March 14, 2003

¿Quien es mas Latino?

By: Raul Damas

Imagine my surprise upon learning that I might not be Hispanic.

What if, all this time, I’d been eating a steady diet of fried-pork-based dishes for no good reason? Worse still, what if I didn’t really have to talk about Castro at every single meal since the age of two?

This self-doubt was triggered by various Latino “leaders'” comments at a recent press conference where a few Democrat senators, Hispanic “civil rights” organizations and the all-Democrat Congressional Hispanic Caucus (CHC) gathered to voice their opposition to Miguel Estrada’s. (I really hope you know who he is, because I refuse to type the sentence, “Estrada is President Bush’s nominee to the D.C. Circuit Court of Appeals, widely considered to be the second highest court in the land after the Supreme Court,” one more time.)

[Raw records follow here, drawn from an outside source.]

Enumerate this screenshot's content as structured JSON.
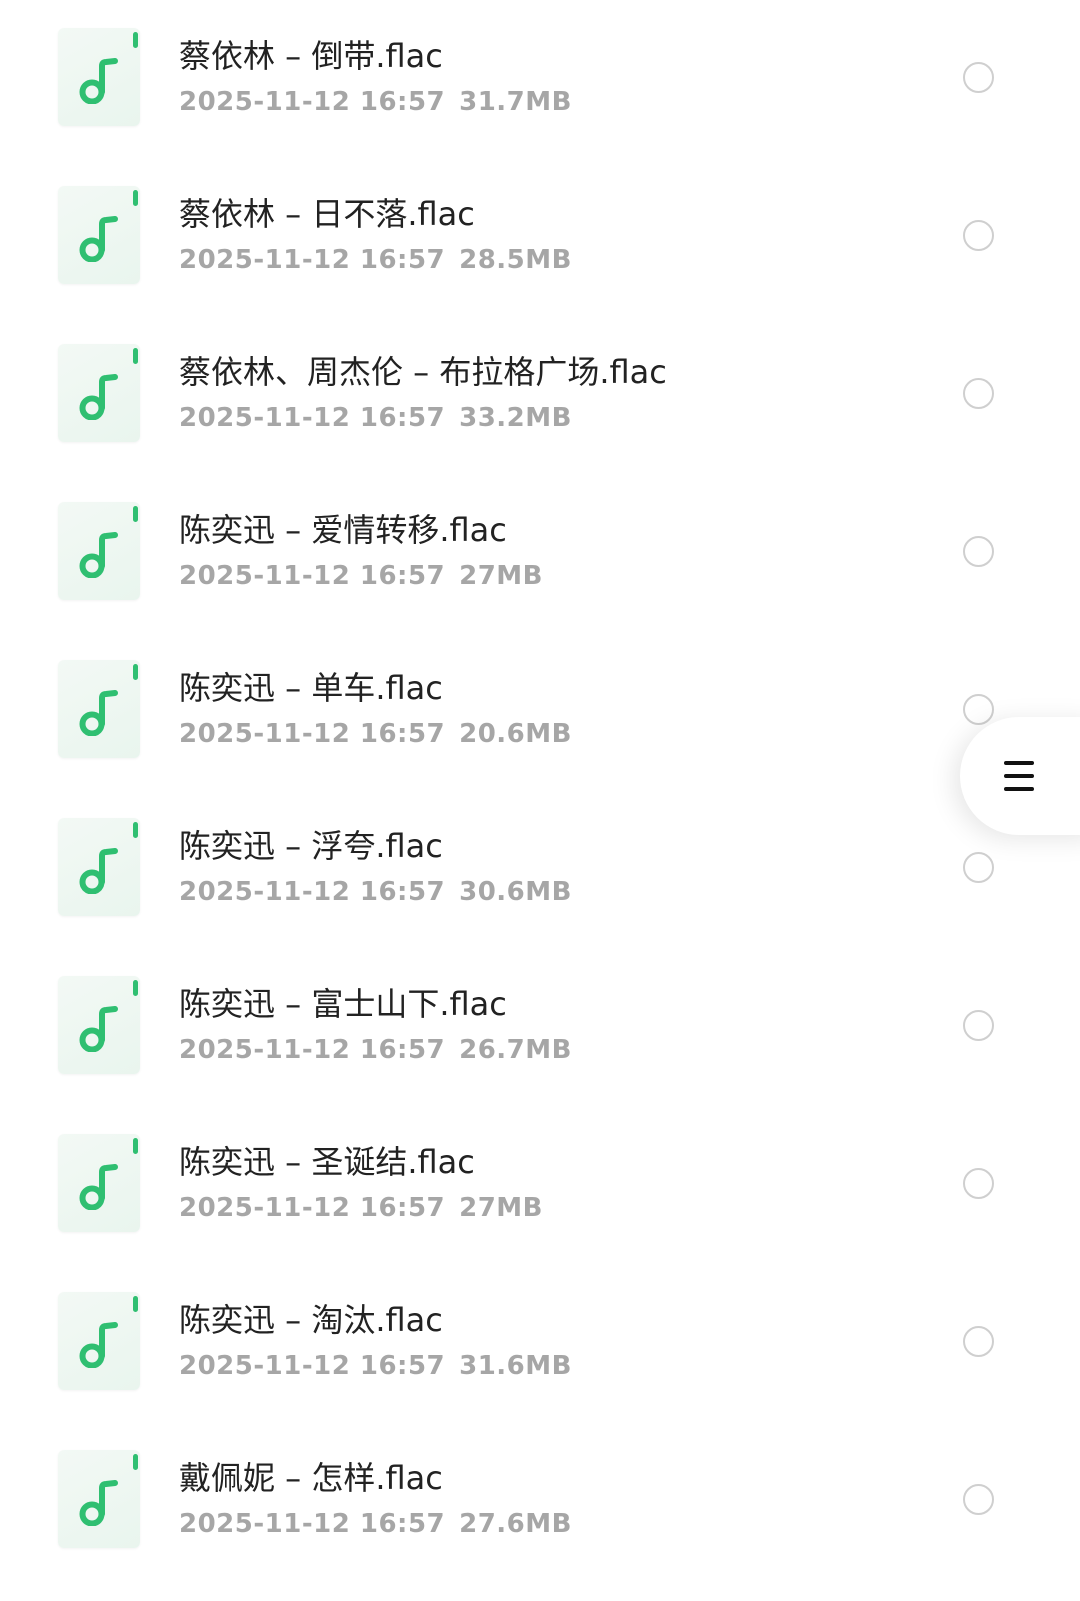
{
  "files": [
    {
      "name": "蔡依林 – 倒带.flac",
      "date": "2025-11-12 16:57",
      "size": "31.7MB",
      "icon": "music-file-icon"
    },
    {
      "name": "蔡依林 – 日不落.flac",
      "date": "2025-11-12 16:57",
      "size": "28.5MB",
      "icon": "music-file-icon"
    },
    {
      "name": "蔡依林、周杰伦 – 布拉格广场.flac",
      "date": "2025-11-12 16:57",
      "size": "33.2MB",
      "icon": "music-file-icon"
    },
    {
      "name": "陈奕迅 – 爱情转移.flac",
      "date": "2025-11-12 16:57",
      "size": "27MB",
      "icon": "music-file-icon"
    },
    {
      "name": "陈奕迅 – 单车.flac",
      "date": "2025-11-12 16:57",
      "size": "20.6MB",
      "icon": "music-file-icon"
    },
    {
      "name": "陈奕迅 – 浮夸.flac",
      "date": "2025-11-12 16:57",
      "size": "30.6MB",
      "icon": "music-file-icon"
    },
    {
      "name": "陈奕迅 – 富士山下.flac",
      "date": "2025-11-12 16:57",
      "size": "26.7MB",
      "icon": "music-file-icon"
    },
    {
      "name": "陈奕迅 – 圣诞结.flac",
      "date": "2025-11-12 16:57",
      "size": "27MB",
      "icon": "music-file-icon"
    },
    {
      "name": "陈奕迅 – 淘汰.flac",
      "date": "2025-11-12 16:57",
      "size": "31.6MB",
      "icon": "music-file-icon"
    },
    {
      "name": "戴佩妮 – 怎样.flac",
      "date": "2025-11-12 16:57",
      "size": "27.6MB",
      "icon": "music-file-icon"
    }
  ],
  "menu_button": {
    "icon": "hamburger-menu-icon"
  },
  "colors": {
    "accent": "#2fbf71",
    "file_name": "#222222",
    "file_meta": "#a6a6a6",
    "radio_border": "#cfcfcf"
  }
}
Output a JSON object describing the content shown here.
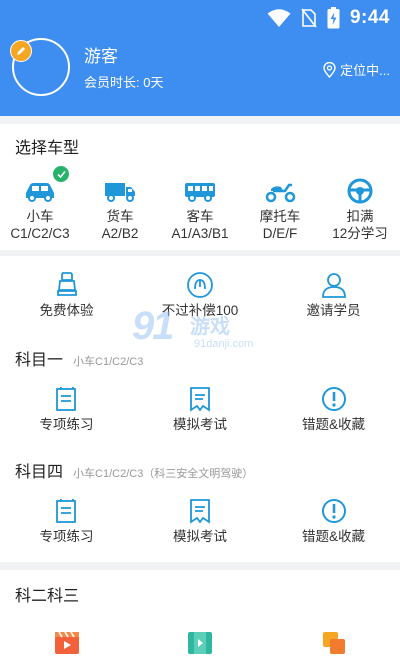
{
  "status": {
    "time": "9:44"
  },
  "user": {
    "name": "游客",
    "member_duration": "会员时长: 0天",
    "location": "定位中..."
  },
  "vehicle_section": {
    "title": "选择车型",
    "items": [
      {
        "name": "小车",
        "codes": "C1/C2/C3",
        "selected": true
      },
      {
        "name": "货车",
        "codes": "A2/B2"
      },
      {
        "name": "客车",
        "codes": "A1/A3/B1"
      },
      {
        "name": "摩托车",
        "codes": "D/E/F"
      },
      {
        "name": "扣满",
        "codes": "12分学习"
      }
    ]
  },
  "promo": {
    "items": [
      {
        "label": "免费体验"
      },
      {
        "label": "不过补偿100"
      },
      {
        "label": "邀请学员"
      }
    ]
  },
  "subject1": {
    "title": "科目一",
    "sub": "小车C1/C2/C3",
    "items": [
      {
        "label": "专项练习"
      },
      {
        "label": "模拟考试"
      },
      {
        "label": "错题&收藏"
      }
    ]
  },
  "subject4": {
    "title": "科目四",
    "sub": "小车C1/C2/C3（科三安全文明驾驶）",
    "items": [
      {
        "label": "专项练习"
      },
      {
        "label": "模拟考试"
      },
      {
        "label": "错题&收藏"
      }
    ]
  },
  "subject23": {
    "title": "科二科三"
  },
  "watermark": {
    "brand_num": "91",
    "brand_cn": "游戏",
    "url": "91danji.com"
  },
  "colors": {
    "header": "#3d8ef0",
    "accent": "#1f97d9",
    "orange": "#f5a623",
    "check": "#27b36a"
  }
}
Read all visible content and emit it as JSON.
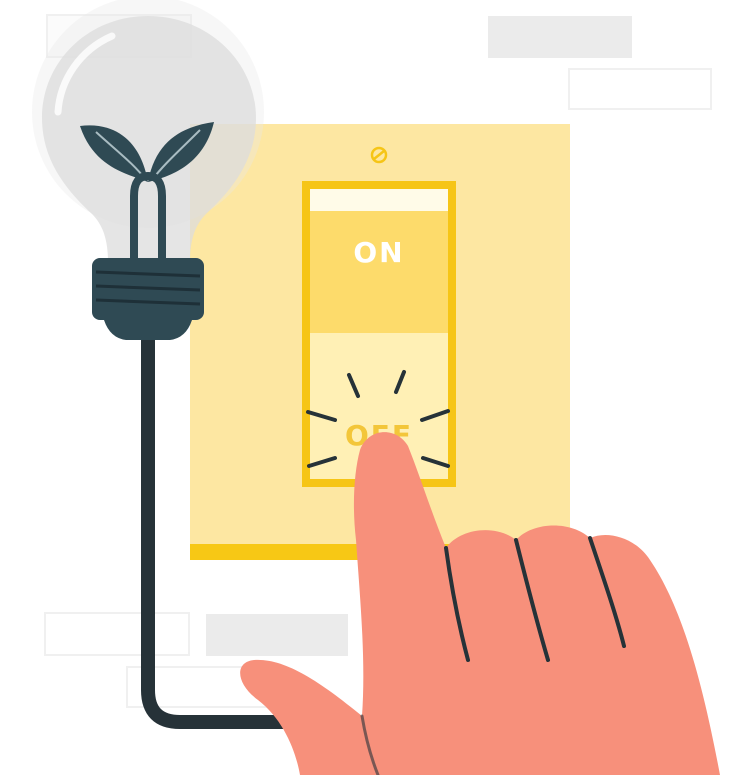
{
  "switch": {
    "on_label": "ON",
    "off_label": "OFF"
  },
  "colors": {
    "panel": "#fde7a2",
    "panel_base": "#f7c815",
    "switch_frame": "#f6c516",
    "switch_on": "#fddb6b",
    "switch_off": "#fff0b5",
    "switch_text": "#ffffff",
    "off_text": "#f3c63a",
    "bulb_glass": "#e7e7e7",
    "bulb_dark": "#2f4a54",
    "cable": "#263238",
    "hand": "#f7907b",
    "hand_outline": "#263238",
    "placeholder_fill": "#ebebeb",
    "placeholder_border": "#eeeeee"
  },
  "icons": {
    "bulb": "lightbulb-with-sprout-icon",
    "screw": "screw-icon",
    "hand": "pointing-hand-icon"
  }
}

Their not-so-subtle message was that Estrada is not a true Hispanic. They also said that being Hispanic was irrelevant to the confirmation, but they thought it important to make the previous point anyway.

So, the Honduran-born immigrant Miguel Estrada, who learned English after coming to the United States at 17, doesn’t pass muster. If that’s the case, I am in serious trouble.

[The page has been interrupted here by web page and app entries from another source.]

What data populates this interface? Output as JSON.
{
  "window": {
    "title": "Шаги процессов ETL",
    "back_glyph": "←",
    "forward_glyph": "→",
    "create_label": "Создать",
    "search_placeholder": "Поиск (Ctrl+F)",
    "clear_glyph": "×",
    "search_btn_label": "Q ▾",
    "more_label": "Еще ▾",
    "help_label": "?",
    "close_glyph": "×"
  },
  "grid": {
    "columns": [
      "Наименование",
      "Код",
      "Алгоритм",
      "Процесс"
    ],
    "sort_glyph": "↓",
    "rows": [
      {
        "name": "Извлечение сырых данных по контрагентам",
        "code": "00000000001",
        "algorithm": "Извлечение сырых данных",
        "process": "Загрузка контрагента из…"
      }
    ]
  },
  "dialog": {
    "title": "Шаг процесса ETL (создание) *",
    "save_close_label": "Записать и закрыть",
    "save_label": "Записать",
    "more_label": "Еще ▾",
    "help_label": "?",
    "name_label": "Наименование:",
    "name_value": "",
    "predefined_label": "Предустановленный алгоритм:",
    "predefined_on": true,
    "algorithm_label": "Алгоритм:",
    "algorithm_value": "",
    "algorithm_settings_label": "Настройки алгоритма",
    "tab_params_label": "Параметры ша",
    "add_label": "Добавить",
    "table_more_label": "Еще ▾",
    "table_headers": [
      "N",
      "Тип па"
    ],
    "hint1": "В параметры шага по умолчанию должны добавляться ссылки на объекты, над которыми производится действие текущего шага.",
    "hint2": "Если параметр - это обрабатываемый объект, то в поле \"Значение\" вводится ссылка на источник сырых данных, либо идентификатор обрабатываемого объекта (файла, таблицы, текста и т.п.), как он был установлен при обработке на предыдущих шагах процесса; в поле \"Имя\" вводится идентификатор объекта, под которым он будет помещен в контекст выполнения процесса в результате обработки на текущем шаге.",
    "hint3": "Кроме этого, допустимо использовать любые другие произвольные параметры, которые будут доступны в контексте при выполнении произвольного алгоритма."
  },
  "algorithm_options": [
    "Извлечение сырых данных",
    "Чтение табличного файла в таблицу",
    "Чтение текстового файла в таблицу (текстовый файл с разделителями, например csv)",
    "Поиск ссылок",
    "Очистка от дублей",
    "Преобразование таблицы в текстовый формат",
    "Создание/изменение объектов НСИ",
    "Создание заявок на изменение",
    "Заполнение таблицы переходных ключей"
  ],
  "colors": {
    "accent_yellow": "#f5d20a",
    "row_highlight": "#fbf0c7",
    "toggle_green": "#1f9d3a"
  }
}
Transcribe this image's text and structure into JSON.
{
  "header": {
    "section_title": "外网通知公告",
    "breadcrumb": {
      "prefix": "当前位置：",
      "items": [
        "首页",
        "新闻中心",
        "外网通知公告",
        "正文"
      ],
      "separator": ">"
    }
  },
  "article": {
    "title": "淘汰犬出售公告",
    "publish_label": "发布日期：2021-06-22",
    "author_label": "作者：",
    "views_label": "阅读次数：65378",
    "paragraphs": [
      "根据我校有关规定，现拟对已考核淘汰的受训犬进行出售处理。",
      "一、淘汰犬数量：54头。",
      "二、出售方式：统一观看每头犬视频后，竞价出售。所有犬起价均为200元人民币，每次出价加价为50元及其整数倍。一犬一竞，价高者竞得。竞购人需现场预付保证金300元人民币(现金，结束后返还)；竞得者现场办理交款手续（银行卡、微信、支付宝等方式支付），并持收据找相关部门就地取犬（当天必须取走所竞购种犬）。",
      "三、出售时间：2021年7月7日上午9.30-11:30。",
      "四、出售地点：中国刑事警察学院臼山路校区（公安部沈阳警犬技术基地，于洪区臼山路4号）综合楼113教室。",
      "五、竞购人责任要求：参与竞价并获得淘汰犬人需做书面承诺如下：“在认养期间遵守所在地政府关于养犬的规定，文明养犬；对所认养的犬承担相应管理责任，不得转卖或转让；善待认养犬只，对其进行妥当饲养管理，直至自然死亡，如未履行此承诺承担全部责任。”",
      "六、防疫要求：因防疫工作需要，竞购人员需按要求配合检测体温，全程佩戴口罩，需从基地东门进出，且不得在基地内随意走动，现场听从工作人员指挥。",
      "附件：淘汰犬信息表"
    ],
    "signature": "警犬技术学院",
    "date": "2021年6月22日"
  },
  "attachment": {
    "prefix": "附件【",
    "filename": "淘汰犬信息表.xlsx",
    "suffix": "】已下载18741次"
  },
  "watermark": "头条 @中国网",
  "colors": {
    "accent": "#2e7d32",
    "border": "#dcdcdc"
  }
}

New York native and Democratic Conference Chairman Bob Menendez awoke my full-blown paranoia by saying, “Being Hispanic for us means much more than having a surname.”

That “us” started my mind reeling. Who is “us”? The CHC? The Latino “civil rights community”? And what did they know that I didn’t, if they felt confident enough to lay down the line on what constitutes being Latino?

Regardless, I assumed my surname, Damas, gave me a pass on this one. After all, it’s written on every ladies room door in every Spanish-speaking country–as well as parts of Miami (although that may be redundant)–so it must count for something. Even my first name, Raul, was sure to get me by. If not, what had been the point of enduring all those schoolyard taunts?

But then Menendez cranked it up a notch: “[Being Hispanic] means having some relationship with the reality of what it is to live in this country as a Hispanic American.”

Oooh, boy.

You see, I’m not a particularly good dancer. I mean, I’m OK. Pretty good by most objective standards, but I can’t do all those sexy moves my father does at weddings.

And that’s just the tip of the iceberg.

I am, by some curse of the gods, also unable to grow a mustache. Of course, I’ve never tried, but I know I could go weeks without shaving my upper lip. And facial hair would certainly top any list of qualifications for being a true Hispanic. Just about every stereotypical image of Hispanics has them wearing mustaches, and surely that was the standard these Latino groups were adopting.

For males, anyway.

But what, then, about Frida Kahlo?

Even she had a better ‘stache! And that’s another problem: I think few things in this world are more overrated than liberal America’s current communist darling. I know I’m supposed to well-up with pride, thinking about the U.S. Postal Service choosing an anti-American radical socialist (redundancies, again) as the first Hispanic woman to grace a stamp.

But, I don’t.

I’d say I’m more than a little out of step with what the powers that would-be deem “Hispanic.” Of course, I could be wrong. After all, they didn’t bother to positively define, in any meaningful way, what constitutes Hispanic.

And, seriously, who could blame them? The U.S. Census Bureau spent decades figuring out how to capture us in their surveys. (I humbly use that “us,” knowing full well my membership is pending.) Finally, it decided that Hispanic is a “self-defined” category.

Basically, since the Bureau invented the word “Hispanic” in the late 50s, they figured if you think you’re Hispanic, who are they to argue?

Would things were that simple.

It will take more than just my opinion to convince guys like the Puerto Rican Legal Defense and Education Fund’s Angelo Falcon, who said, “It’s not good enough to simply say that because of someone’s genetics or surname that they should be considered Hispanic.” Technically, he’s right–although I’m sure he has no idea why.

And here we run into difficulties again. According to the Bob Menendez school of thought, everyone who thinks they’re Hispanic can’t just run around saying they are. If that were the case, guys like Miguel Estrada, would get off scot-free. On the other hand, Falcon says that being Hispanic is something that you can’t inherit.

What starts to emerge when you combine many Latino “leaders'” words, scientific fact, and plain common sense is that, in politics at least, Hispanicity is judged on a sliding scale.

It appears these Latino “leaders” had a terrific opportunity to do something they’re always complaining they never have the opportunity to do: lead. Instead they decided to stage a production of “Quien Es Mas Macho?”

Most Americans have good questions about Latinos, especially now that we’re the largest minority in the country. Are we a race? An ethnicity? Are we white? Are we brown? Are we “Latino” or “Hispanic?”

By playing political games with 38 million Americans’ identity, these Latino “leaders” chose to further muddy the waters and shirk their self-imposed task.

Thanks to the CHC and various other Latino organizations’ inability to lead, millions in this country will continue to misunderstand the single most import demographic change in their lifetime.

And I’ll be starting salsa lessons tomorrow, just in case.